CFS presents “Frida”

Katie Griffin

Mexico. The very word brings to mind spring break, “Girls Gone Wild,” piña coladas on the beach and possibly even Jimmy Buffet sing-along sessions. But that’s not the Mexico I’m talking about. I’m talking about the real Mexico – the one many of us erroneously confuse with the Mexico we meet sophomore year in Cancun. The real Mexico is turbulent; It’s emotionally-charged; it’s sexy and it’s passionate. This is the Mexico that inspired Frida Kahlo, a fiery Mexican painter whose passionate nature is evident with each stroke of her paintbrush.

The Cultural Film and Lecture Series this semester opens with “Frida,” a colorful account of the life of Kahlo, a surrealist living in the first half of the 20th century. Kahlo’s life was a whirlwind of spirit and emotion, just like the vibrancy and movement in her paintings. Her art doesn’t have the geometric perfection of Michelangelo; it doesn’t have the ubiquitous beauty of a Monet. It’s unconventional, much like Kahlo herself. At times, she chose to dress like a man. She wore her dark hair short, and her thick eyebrows were left unplucked, creating her characteristic unibrow. Still, despite their initial shock value, both Kahlo and her paintings were captivatingly striking.

Salma Hayek, who both produced and starred in “Frida,” devoted several years to the film so that it would be an unapologetic account of the life of the painter. Hayek, a Mexican native, unabashedly transforms herself into the woman Kahlo was, a commitment essential to the understanding of Kahlo’s spirit. Kahlo desired to be true to herself, even though that meant being vulnerable to a critical public, just as Hayek was vulnerable in exposing herself in this film.

Hayek, in collaboration with director Julie Taymor, excluded nothing from the depiction of Kahlo’s tumultuous life. Beginning with the omnipresent physical pain from a bus accident that nearly paralyzed her at age 15, to the emotional and psychological trauma of a tempestuous marriage, the miscarriage of her child and her flirtations with other women, Kahlo endured what could easily shatter a weaker, less resilient person. Ironically, Kahlo’s inspiration for painting came through her suffering. She refused to acquiesce to her pain: early in the film, she is told, “If you’re a real painter, you can’t live without painting.
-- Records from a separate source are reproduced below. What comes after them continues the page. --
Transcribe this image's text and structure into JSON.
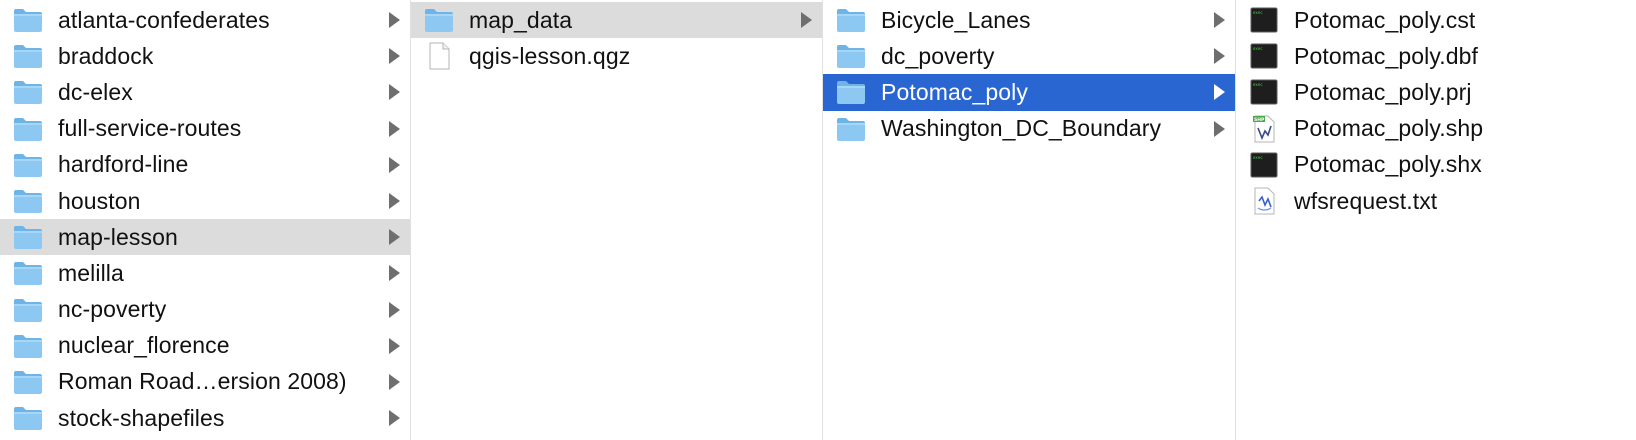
{
  "columns": [
    {
      "items": [
        {
          "label": "atlanta-confederates",
          "icon": "folder-icon",
          "expandable": true,
          "state": "none"
        },
        {
          "label": "braddock",
          "icon": "folder-icon",
          "expandable": true,
          "state": "none"
        },
        {
          "label": "dc-elex",
          "icon": "folder-icon",
          "expandable": true,
          "state": "none"
        },
        {
          "label": "full-service-routes",
          "icon": "folder-icon",
          "expandable": true,
          "state": "none"
        },
        {
          "label": "hardford-line",
          "icon": "folder-icon",
          "expandable": true,
          "state": "none"
        },
        {
          "label": "houston",
          "icon": "folder-icon",
          "expandable": true,
          "state": "none"
        },
        {
          "label": "map-lesson",
          "icon": "folder-icon",
          "expandable": true,
          "state": "selected-inactive"
        },
        {
          "label": "melilla",
          "icon": "folder-icon",
          "expandable": true,
          "state": "none"
        },
        {
          "label": "nc-poverty",
          "icon": "folder-icon",
          "expandable": true,
          "state": "none"
        },
        {
          "label": "nuclear_florence",
          "icon": "folder-icon",
          "expandable": true,
          "state": "none"
        },
        {
          "label": "Roman Road…ersion 2008)",
          "icon": "folder-icon",
          "expandable": true,
          "state": "none"
        },
        {
          "label": "stock-shapefiles",
          "icon": "folder-icon",
          "expandable": true,
          "state": "none"
        }
      ]
    },
    {
      "items": [
        {
          "label": "map_data",
          "icon": "folder-icon",
          "expandable": true,
          "state": "selected-inactive"
        },
        {
          "label": "qgis-lesson.qgz",
          "icon": "blank-document-icon",
          "expandable": false,
          "state": "none"
        }
      ]
    },
    {
      "items": [
        {
          "label": "Bicycle_Lanes",
          "icon": "folder-icon",
          "expandable": true,
          "state": "none"
        },
        {
          "label": "dc_poverty",
          "icon": "folder-icon",
          "expandable": true,
          "state": "none"
        },
        {
          "label": "Potomac_poly",
          "icon": "folder-icon",
          "expandable": true,
          "state": "selected-active"
        },
        {
          "label": "Washington_DC_Boundary",
          "icon": "folder-icon",
          "expandable": true,
          "state": "none"
        }
      ]
    },
    {
      "items": [
        {
          "label": "Potomac_poly.cst",
          "icon": "terminal-file-icon",
          "expandable": false,
          "state": "none"
        },
        {
          "label": "Potomac_poly.dbf",
          "icon": "terminal-file-icon",
          "expandable": false,
          "state": "none"
        },
        {
          "label": "Potomac_poly.prj",
          "icon": "terminal-file-icon",
          "expandable": false,
          "state": "none"
        },
        {
          "label": "Potomac_poly.shp",
          "icon": "shp-file-icon",
          "expandable": false,
          "state": "none"
        },
        {
          "label": "Potomac_poly.shx",
          "icon": "terminal-file-icon",
          "expandable": false,
          "state": "none"
        },
        {
          "label": "wfsrequest.txt",
          "icon": "text-file-icon",
          "expandable": false,
          "state": "none"
        }
      ]
    }
  ],
  "colors": {
    "folder": "#8cc8f2",
    "folder_tab": "#6fb4e6",
    "selected_active": "#2a66d2",
    "selected_inactive": "#dcdcdc",
    "disclosure": "#6e6e6e"
  }
}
You’ll paint until you die.” Kahlo did just that, devoting all she had to her passion.

“Frida” will be shown four times in the Connelly Center Cinema: Saturday at 7 p.m., Sunday at 3 p.m. and 7 p.m., and Monday at 7 p.m. Admission is $3.50 for students with proper identification and $5 for all others.

The Monday evening showing will offer an introduction to the film as well as a discussion, “In the Service of Art,” after the viewing. The discussion will be led by guest speaker Joan Lynch, a retired communication department professor and founder of the CFS.